• **REQUIRED ACTION**
The expected result is every entry, retyped character for character.

━━━ RECORDS SUPPLIED

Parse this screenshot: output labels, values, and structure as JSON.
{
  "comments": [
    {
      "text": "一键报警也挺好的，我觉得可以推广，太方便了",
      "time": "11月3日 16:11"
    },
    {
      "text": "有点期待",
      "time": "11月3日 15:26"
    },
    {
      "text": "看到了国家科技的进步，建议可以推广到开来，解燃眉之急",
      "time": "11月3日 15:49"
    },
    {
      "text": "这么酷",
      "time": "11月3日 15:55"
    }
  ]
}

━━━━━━

• **EXERCISE ANSWER**
Parse this screenshot: output labels, values, and structure as JSON.
{
  "comments": [
    {
      "text": "一键报警也挺好的，我觉得可以推广，太方便了",
      "time": "11月3日 16:11"
    },
    {
      "text": "有点期待",
      "time": "11月3日 15:26"
    },
    {
      "text": "看到了国家科技的进步，建议可以推广到开来，解燃眉之急",
      "time": "11月3日 15:49"
    },
    {
      "text": "这么酷",
      "time": "11月3日 15:55"
    }
  ]
}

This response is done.